Secondly, a new album from Misty’s Big Adventure! Oh yes! The last one only came out towards the end of last year, but even so there is more to delight, thrill and confuzzle your ears. ‘Television’s People’ is a concept album about a troubled man seeking solace in daytime stodge who ends up getting sucked into the TV. Delightfully bizarre, but not especially surprising when it comes to Misty’s. If you’ve not yet had the pleasure of this lot  then a) you’re not a long-standing, loyal reader of the Vinyl Junkies internet presence (fair enough, really) and b) you’re in for an absolute treat. Start with the album, ‘The Black Hole’ and then buy everything else. Anyhoo, this album is wonderfully good and comes with a quite brilliant press release by Grandmaster Gareth (the head honcho). I truly hope the good folk of Misty’s and SL records won’t mind that I’ve temporarily placed track 10, ‘There Is Hope’ on the Muxtape, simply because of its comic genius. It documents the daytime commercials coming alive in the head of the man at the centre of the story and he starts to believe that the telly is talking to him. Superb. Naturally, if anyone’s pissed off at its presence on the Mux, please let me know and it’ll disappear rapidly. That also goes for any of the new bands whose material I’ve popped on there as a taster for those who’d like to go and spend their hard earned quids on some independent releases.

As I believe I mentioned the other day, I was off on my jolly holidays last week and upon arrival I was heartened by the lack of phone reception and utterly shite TV signal. I was subsequently startled when I turned on the DAB radio and had the strongest reception I’ve ever had. Figure that out. Anyway, as a result of that, I ended up spending some time with 6music outside of the Gideon Coe show. In particular, I spent a few afternoons with the ever-delightful Lammo. Only the other week I was praising his blog and now it’s the turn of his radio show. His ‘New Favourite Band’ feature is a logical extension of what he’s been doing on the radio for years and years. Quite simply, each week he identifies a new act to which he’s taken a shine. Last week it was Tom Williams & The Boat. It’s a good band name that. Although the name at the start is nothing out of the ordinary, by adding ‘& The Boat‘ on the end, the name is suddenly memorable. It would’ve been enough to keep it lodged in my mind until I got back to the world of Google. Obviously, I’m geeky enough that if I ever happen upon music I like when I can’t do anything about it, I save the name of act and song as a draft text message, but if I wasn’t a geek, I’d still have been able to remember their name.

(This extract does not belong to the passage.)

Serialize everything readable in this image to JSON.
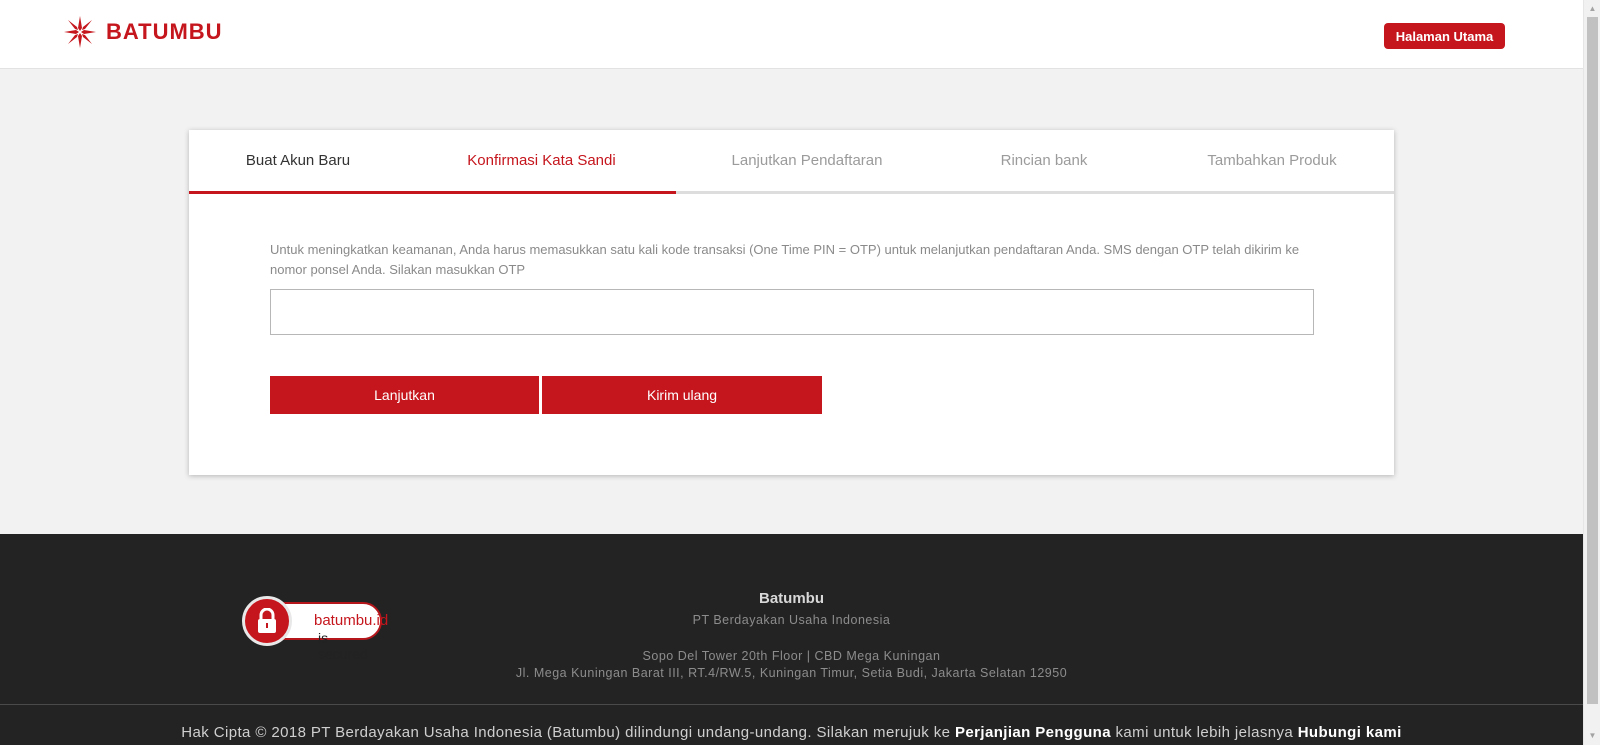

Anyway, we got sidetracked there. Tom Williams & The Boat’s latest release is the ‘Got Fuel EP’, which you can get from this website. It’s a delightful little package, coming as it does in a PVC sleeve with a wraparound sleeve made of glossy photos stuck to sugar paper. Inside, you get two more photos, a lyric sheet and, of course, the rather splendid CD. ‘Got Fuel’ is a delightfully woozy indie singalong that has been going round in my head for the best part of this week. To confuse matters, there’s a song called ‘Pete & The Pirates’ that actually sounds like a menacing version of The Young Republic and ‘Half Mast’ contains one of my current favourite lyrical refrains; “I don’t have a hoodie set at half mast, sitting on my fringe like  balaclava on my chin.” I’m not putting it on the Mux because I think the bloke deserves £6 for that alone.

The whole EP is great but, should you want more convincing, over on the main TW&TB site there are loads of free downloads, including some rather amusing covers. Treat yourself.

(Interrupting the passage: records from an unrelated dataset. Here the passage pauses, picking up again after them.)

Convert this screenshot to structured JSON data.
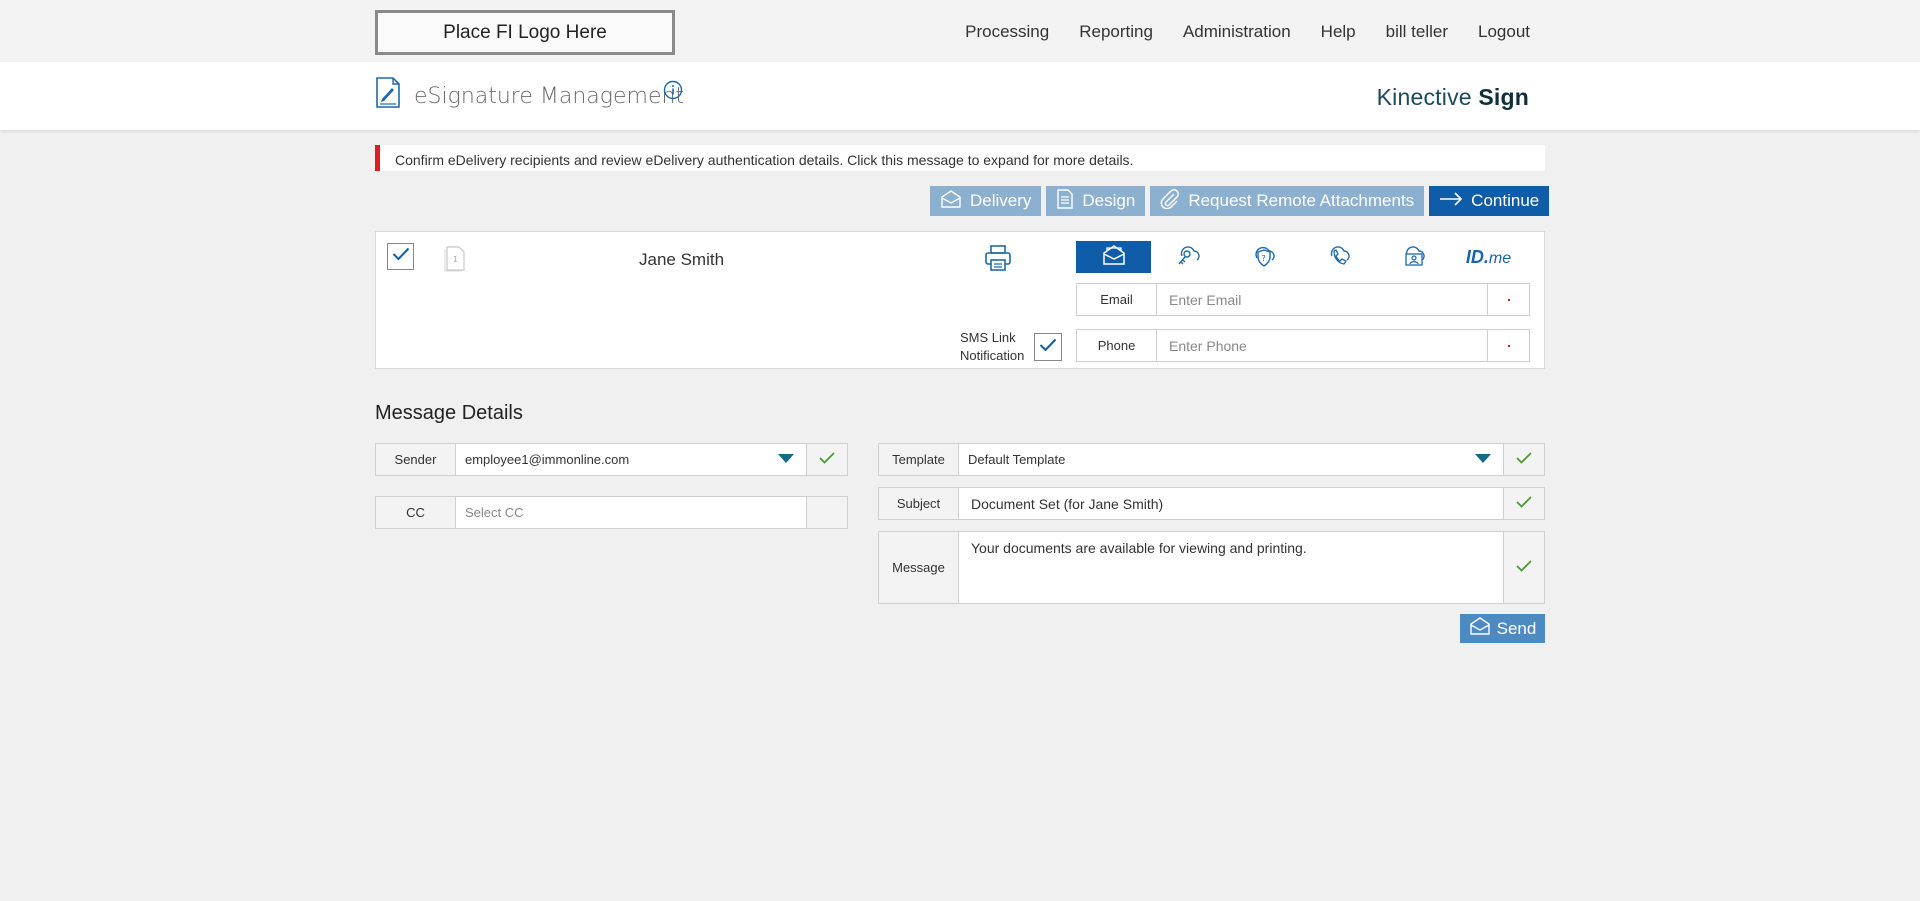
{
  "header": {
    "logo_text": "Place FI Logo Here",
    "nav": [
      "Processing",
      "Reporting",
      "Administration",
      "Help",
      "bill teller",
      "Logout"
    ]
  },
  "titlebar": {
    "title": "eSignature Management",
    "brand_light": "Kinective ",
    "brand_bold": "Sign"
  },
  "alert": {
    "text": "Confirm eDelivery recipients and review eDelivery authentication details. Click this message to expand for more details.",
    "color": "#e21b1b"
  },
  "actions": {
    "delivery": "Delivery",
    "design": "Design",
    "attachments": "Request Remote Attachments",
    "continue": "Continue"
  },
  "recipient": {
    "checked": true,
    "doc_number": "1",
    "name": "Jane Smith",
    "sms_label_line1": "SMS Link",
    "sms_label_line2": "Notification",
    "sms_checked": true,
    "auth_methods": [
      "email-icon",
      "key-icon",
      "security-question-icon",
      "phone-icon",
      "id-card-icon",
      "idme-logo"
    ],
    "idme_bold": "ID.",
    "idme_italic": "me",
    "email_label": "Email",
    "email_placeholder": "Enter Email",
    "phone_label": "Phone",
    "phone_placeholder": "Enter Phone"
  },
  "message_details": {
    "title": "Message Details",
    "sender_label": "Sender",
    "sender_value": "employee1@immonline.com",
    "cc_label": "CC",
    "cc_placeholder": "Select CC",
    "template_label": "Template",
    "template_value": "Default Template",
    "subject_label": "Subject",
    "subject_value": "Document Set (for Jane Smith)",
    "message_label": "Message",
    "message_value": "Your documents are available for viewing and printing.",
    "send_label": "Send"
  },
  "colors": {
    "primary": "#0f5da8",
    "muted_button": "#8cb0cf",
    "send_button": "#4d8ac2",
    "check_green": "#4a9a2e",
    "caret_teal": "#136b85"
  }
}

One final act of note today. Our Broken Garden are a new act on the, quite superb, Bella Union label. She – for it is only one woman, Anna Broensted of Efterklang – had an EP out back in April called, ‘Lost Sailor’ and there’s a new album on the way in September, entitled ‘When Your Blackening Shows’. Nothing else to tell, I’m afraid, but you can be thoroughly enchanted by the tunes over at the Myspace page.